In 2018, the Mother Town became the first community in the UK with a population of more than 20,000 to have neither a bank branch nor bank ATM on its high street.
The town is now one of eight around the country that will take part in the Community Access to Cash pilots.
Community leaders and local businesses in Burslem will work with the banking industry to find ways of keeping cash viable. This will include supporting shops to accept and bank cash, ensuring that people can access cash and working with Stoke-on-Trent City Council to put the right infrastructure in place.
The aim of the scheme will be to identify the local issues around cash and find workable solutions which could then be rolled out nationally.
A recent report from UK finance found that cash use now represents just 23 per cent of all payments in the UK, while the Covid-19 lockdown has seen a 60 per cent fall in cash machine use.
Natalie Ceeney, chairwoman of the Community Access to Cash Pilot, said: “Over the past decade, we’ve seen a massive shift from cash to digital payments, and Covid-19 has accelerated that trend further.
“But we know that digital payments don’t yet work for everyone, and for many individuals and communities, cash remains essential. But the world is changing – we can’t just magic back our old bank branch and ATM infrastructure. Instead, we need to use innovation to develop new solutions as well as harness tried and tested approaches to meet people’s needs.”
While Burslem town centre still has no bank branches, it does have one free ATM as well as one that charges.
Stoke-on-Trent North MP Jonathan Gullis welcomed the decision to select Burslem for the pilot.
He said: “I am grateful to Access for Cash having accepted my bid, alongside local councillors, businesses and community champions for Burslem, to help restore some traditional financial services back in our local community.
“Since the loss of local bank branches and with them the ATMs, it means many people aren’t able to undertake many of the day to day financial service that others take for granted. I look forward to working with Access to Cash, local business and residents to help secure some long-term solutions that will help rebuild our high street once again.”
June Cartwright, founder of the Our Burslem community group, said: “I’ve been using my card for everything recently, but I think once the pubs and restaurants that Burslem is known for start to open again, people will start complaining about the lack of ATMs again.

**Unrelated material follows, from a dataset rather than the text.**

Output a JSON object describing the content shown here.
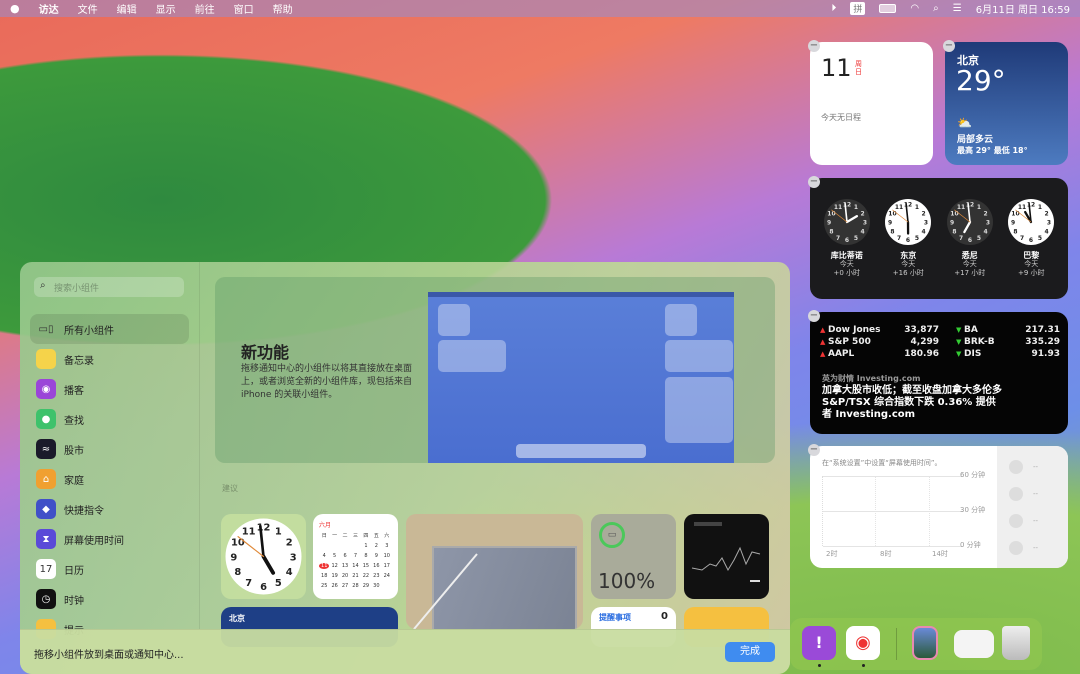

“There was a time when we had four banks in the town. Now you have to go to Tunstall, and there’s always a queue. It would be great if the banks could work together to improve access.”
The pilots will start in the summer and run for the rest of the year.